Under government pressure, the Wazir tribal elders had earlier decided that any tribesman found sheltering al-Qaeda members would undergo imprisonment for five years and fined one million rupees. His house would also be demolished. Abdul Khaliq would have to suffer this punishment once he is captured.

Abdul Khaliq's relations and sympathisers argued that he had allowed Afghan refugees who were cultivating his agricultural land to live in his house in Kazha Panga. They said Abdul Khaliq was innocent because he was never told by his Afghan tenants that they had given refuge to the suspected al-Qaeda men.

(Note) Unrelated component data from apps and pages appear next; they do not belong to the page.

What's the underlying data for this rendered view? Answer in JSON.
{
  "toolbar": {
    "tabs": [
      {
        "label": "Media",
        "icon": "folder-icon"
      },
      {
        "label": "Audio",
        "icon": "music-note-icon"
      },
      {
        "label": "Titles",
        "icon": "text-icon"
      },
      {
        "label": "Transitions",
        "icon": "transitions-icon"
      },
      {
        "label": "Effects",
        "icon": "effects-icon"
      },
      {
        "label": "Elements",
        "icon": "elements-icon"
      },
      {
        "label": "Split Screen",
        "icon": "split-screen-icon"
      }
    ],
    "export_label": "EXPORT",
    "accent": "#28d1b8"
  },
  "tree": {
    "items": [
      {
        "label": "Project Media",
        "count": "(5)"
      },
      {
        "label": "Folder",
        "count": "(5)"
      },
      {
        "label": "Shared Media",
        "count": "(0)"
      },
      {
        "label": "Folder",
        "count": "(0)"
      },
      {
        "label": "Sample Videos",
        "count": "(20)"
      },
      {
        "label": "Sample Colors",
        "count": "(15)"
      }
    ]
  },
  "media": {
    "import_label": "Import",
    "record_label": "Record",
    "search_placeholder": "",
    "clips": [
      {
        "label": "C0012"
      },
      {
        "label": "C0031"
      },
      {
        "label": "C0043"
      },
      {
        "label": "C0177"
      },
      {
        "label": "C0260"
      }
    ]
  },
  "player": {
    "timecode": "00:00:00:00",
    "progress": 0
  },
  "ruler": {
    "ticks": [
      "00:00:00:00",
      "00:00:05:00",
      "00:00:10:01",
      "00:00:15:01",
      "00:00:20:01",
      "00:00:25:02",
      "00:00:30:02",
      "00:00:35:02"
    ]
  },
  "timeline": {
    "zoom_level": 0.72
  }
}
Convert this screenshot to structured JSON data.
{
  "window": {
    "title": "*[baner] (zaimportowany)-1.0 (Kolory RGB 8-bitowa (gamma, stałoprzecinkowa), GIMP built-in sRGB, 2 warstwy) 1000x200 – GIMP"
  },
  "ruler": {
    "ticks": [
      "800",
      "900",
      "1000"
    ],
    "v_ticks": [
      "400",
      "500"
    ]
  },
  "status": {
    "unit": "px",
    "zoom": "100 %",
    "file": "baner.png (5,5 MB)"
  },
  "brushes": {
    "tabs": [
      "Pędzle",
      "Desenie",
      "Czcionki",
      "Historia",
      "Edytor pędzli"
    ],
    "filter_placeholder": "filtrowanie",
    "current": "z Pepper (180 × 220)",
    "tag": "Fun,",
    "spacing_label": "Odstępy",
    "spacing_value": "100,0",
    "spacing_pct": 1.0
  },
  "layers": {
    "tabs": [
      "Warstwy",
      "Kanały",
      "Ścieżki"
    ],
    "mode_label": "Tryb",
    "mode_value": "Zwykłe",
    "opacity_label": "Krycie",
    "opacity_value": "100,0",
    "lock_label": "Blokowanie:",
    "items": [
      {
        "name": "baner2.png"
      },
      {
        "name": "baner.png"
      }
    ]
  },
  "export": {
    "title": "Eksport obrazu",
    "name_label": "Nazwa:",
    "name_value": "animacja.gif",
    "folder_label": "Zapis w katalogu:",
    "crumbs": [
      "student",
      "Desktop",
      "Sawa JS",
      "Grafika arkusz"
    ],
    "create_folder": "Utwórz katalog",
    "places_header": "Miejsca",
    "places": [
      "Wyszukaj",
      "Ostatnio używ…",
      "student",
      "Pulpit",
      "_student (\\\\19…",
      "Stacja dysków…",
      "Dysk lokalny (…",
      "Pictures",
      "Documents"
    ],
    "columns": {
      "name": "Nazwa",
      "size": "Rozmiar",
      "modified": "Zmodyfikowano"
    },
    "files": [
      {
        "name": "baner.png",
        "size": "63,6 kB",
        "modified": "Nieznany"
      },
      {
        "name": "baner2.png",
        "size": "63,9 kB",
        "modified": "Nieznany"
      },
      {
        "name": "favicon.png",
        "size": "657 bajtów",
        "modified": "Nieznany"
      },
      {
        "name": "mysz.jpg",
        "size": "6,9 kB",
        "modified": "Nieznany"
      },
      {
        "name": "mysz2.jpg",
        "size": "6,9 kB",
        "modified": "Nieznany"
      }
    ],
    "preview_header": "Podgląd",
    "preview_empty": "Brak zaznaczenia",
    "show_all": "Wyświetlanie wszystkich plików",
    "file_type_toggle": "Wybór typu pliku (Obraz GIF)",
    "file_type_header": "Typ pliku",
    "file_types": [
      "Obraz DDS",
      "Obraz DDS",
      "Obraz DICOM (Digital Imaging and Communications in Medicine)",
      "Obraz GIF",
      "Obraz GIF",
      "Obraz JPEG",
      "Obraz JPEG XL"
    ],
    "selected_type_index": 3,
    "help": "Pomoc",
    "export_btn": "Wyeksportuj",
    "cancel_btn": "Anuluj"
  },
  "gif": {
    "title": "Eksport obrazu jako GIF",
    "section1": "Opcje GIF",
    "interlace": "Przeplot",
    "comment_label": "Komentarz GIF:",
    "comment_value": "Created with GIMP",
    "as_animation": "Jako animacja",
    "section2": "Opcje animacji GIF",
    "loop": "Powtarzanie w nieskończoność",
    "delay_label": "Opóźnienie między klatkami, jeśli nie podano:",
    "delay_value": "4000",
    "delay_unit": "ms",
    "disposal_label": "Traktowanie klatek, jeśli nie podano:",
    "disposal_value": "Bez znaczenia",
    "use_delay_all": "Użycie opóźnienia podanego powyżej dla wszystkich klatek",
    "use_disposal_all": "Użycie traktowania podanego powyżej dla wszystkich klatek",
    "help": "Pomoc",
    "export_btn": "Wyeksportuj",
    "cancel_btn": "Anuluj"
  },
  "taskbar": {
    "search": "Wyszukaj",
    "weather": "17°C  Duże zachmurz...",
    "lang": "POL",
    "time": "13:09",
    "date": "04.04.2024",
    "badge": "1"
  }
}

The troops didn't launch any major search mission on Tuesday. However, it was learnt that stress was being laid on better intelligence-gathering before mounting any new military campaign in South Waziristan.

Until now, the armymen and militiamen haven't made any significant breakthrough in capturing the 32 suspected al-Qaeda fighters who escaped from Kazha Panga in the dark of the night after the shootout with the troops. US servicemen, who include CIA operatives and so-called telecommunication experts, were reportedly putting up in the vast Scouts Camp in Wana. Meanwhile, sections of the Wazir tribe have expressed concern over the US policy to recruit and arm non-Pashtun Afghan refugees and use them against the rebellious Pashtuns. They felt such a policy would trigger a backlash in future.

The seven members of the Tableeghi group who were arrested in Zarmelan Plains near the border with Afghanistan during the military operation were still behind the bars. The Tableeghis, accompanied by local tribesmen, were on a year-long preaching mission on foot, when they were caught on suspicion that they could be al-Qaeda members.

2002-07-06 Sat 18:11ct